Beef producers should re-evaluate their approach to dairy beef as it provides enormous opportunities to boost production and meet market demands. So says Robert Drysdale, founder of Straightline Beef, who told a recent Crediton Milling Company meeting, in Devon, that the UK beef market has huge potential for growth.
He has used dairy beef to grow his business from 400 to 4,000 head of cattle in just two years and added that current UK beef production stands at 2.5m head a year – 1.9 million head of which is prime beef.
“This equates to 900,000 tonnes of beef,” he explained. “Although 150,000 tonnes are exported, the UK is still a net importer, bringing in around 400,000 tonnes in 2017/18 – taking total domestic demand to 1.1 million tonnes.

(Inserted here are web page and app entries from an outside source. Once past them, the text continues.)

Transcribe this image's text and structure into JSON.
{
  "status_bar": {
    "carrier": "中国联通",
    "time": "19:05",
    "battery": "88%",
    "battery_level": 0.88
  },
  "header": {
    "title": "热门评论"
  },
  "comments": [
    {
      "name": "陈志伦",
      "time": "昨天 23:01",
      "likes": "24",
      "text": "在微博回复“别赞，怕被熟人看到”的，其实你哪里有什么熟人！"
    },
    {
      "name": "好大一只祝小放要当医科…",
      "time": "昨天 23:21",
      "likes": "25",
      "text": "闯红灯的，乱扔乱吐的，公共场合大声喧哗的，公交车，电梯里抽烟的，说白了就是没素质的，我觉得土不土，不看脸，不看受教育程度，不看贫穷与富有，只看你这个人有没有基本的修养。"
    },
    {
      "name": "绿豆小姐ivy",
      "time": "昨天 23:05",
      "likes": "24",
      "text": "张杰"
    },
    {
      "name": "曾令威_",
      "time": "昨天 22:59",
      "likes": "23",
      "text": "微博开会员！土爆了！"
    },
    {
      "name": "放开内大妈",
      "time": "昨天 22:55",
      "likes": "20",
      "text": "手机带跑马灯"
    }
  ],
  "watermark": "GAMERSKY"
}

“We produce half a million head fewer beef cattle than what we eat, and global demand is rising. So there’s an opportunity there,” said Mr Drysdale.
If the industry is serious about increasing beef production, it needs to meet consumer and retailer demands. “We need to work backwards from the target product,” he explained. “Producers need to pay attention to welfare and antibiotic resistance, as well as sustainability, carbon footprint, meat quality, marbling, fat consistency and health benefits.

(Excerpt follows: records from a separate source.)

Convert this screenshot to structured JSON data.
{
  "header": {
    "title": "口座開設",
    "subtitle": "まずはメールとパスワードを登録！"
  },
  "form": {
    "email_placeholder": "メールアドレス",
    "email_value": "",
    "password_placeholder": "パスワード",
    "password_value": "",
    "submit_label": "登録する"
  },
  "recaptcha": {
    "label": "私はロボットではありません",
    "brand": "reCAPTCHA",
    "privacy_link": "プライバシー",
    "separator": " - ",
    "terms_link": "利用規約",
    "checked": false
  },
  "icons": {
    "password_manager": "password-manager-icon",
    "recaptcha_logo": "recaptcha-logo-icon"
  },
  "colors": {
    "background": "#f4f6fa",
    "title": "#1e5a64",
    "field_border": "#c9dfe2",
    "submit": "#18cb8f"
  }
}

“Beef isn’t sold on taste anywhere in the world,” stressed Mr Drysdale. “But I think it will after Brexit, so fat and marbling will be important.” However, UK producers are poorly paid for a good product, so in future the industry will need to reward consistency in meeting targets such as meat quality and sustainability.

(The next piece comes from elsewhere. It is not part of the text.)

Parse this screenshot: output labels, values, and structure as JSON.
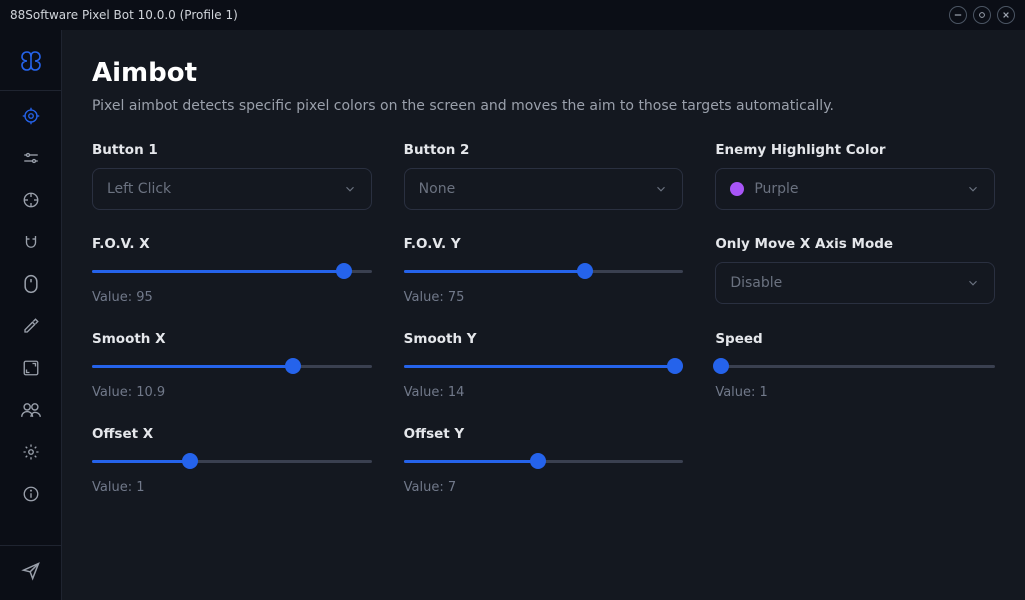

Mr Drysdale, who is also a vet, set up his beef business in 2014 with these market demands in mind. He produces dairy beef across several farms – both tenanted and on contract – and is now slaughtering between 200 and 300 cattle a month.
He uses an integrated cloud system that follows every single animal from birth to slaughter, providing 100% traceability. And he pays for an independent audit every week to ensure farm managers are operating at the highest level.